## TASK STATEMENT:
What you return must match the records character for character.

## STUDY MATERIAL:
::::::
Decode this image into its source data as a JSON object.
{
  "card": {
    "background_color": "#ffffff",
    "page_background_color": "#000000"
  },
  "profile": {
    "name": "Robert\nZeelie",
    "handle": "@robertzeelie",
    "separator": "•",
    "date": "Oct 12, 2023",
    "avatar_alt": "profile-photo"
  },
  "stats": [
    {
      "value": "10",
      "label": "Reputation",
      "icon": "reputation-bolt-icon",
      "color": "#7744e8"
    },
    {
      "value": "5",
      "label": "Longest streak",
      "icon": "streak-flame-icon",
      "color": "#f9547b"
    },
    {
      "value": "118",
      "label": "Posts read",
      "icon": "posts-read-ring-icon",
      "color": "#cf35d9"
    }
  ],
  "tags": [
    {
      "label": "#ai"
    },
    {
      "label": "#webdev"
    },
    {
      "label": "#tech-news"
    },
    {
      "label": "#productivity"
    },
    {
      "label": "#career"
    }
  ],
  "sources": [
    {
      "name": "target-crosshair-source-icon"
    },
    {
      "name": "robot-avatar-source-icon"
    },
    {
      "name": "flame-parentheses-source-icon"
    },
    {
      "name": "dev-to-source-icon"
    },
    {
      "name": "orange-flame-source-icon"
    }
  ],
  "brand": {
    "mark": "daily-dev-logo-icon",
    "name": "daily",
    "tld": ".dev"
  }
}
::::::
## TASK SOLUTION:
Decode this image into its source data as a JSON object.
{
  "card": {
    "background_color": "#ffffff",
    "page_background_color": "#000000"
  },
  "profile": {
    "name": "Robert\nZeelie",
    "handle": "@robertzeelie",
    "separator": "•",
    "date": "Oct 12, 2023",
    "avatar_alt": "profile-photo"
  },
  "stats": [
    {
      "value": "10",
      "label": "Reputation",
      "icon": "reputation-bolt-icon",
      "color": "#7744e8"
    },
    {
      "value": "5",
      "label": "Longest streak",
      "icon": "streak-flame-icon",
      "color": "#f9547b"
    },
    {
      "value": "118",
      "label": "Posts read",
      "icon": "posts-read-ring-icon",
      "color": "#cf35d9"
    }
  ],
  "tags": [
    {
      "label": "#ai"
    },
    {
      "label": "#webdev"
    },
    {
      "label": "#tech-news"
    },
    {
      "label": "#productivity"
    },
    {
      "label": "#career"
    }
  ],
  "sources": [
    {
      "name": "target-crosshair-source-icon"
    },
    {
      "name": "robot-avatar-source-icon"
    },
    {
      "name": "flame-parentheses-source-icon"
    },
    {
      "name": "dev-to-source-icon"
    },
    {
      "name": "orange-flame-source-icon"
    }
  ],
  "brand": {
    "mark": "daily-dev-logo-icon",
    "name": "daily",
    "tld": ".dev"
  }
}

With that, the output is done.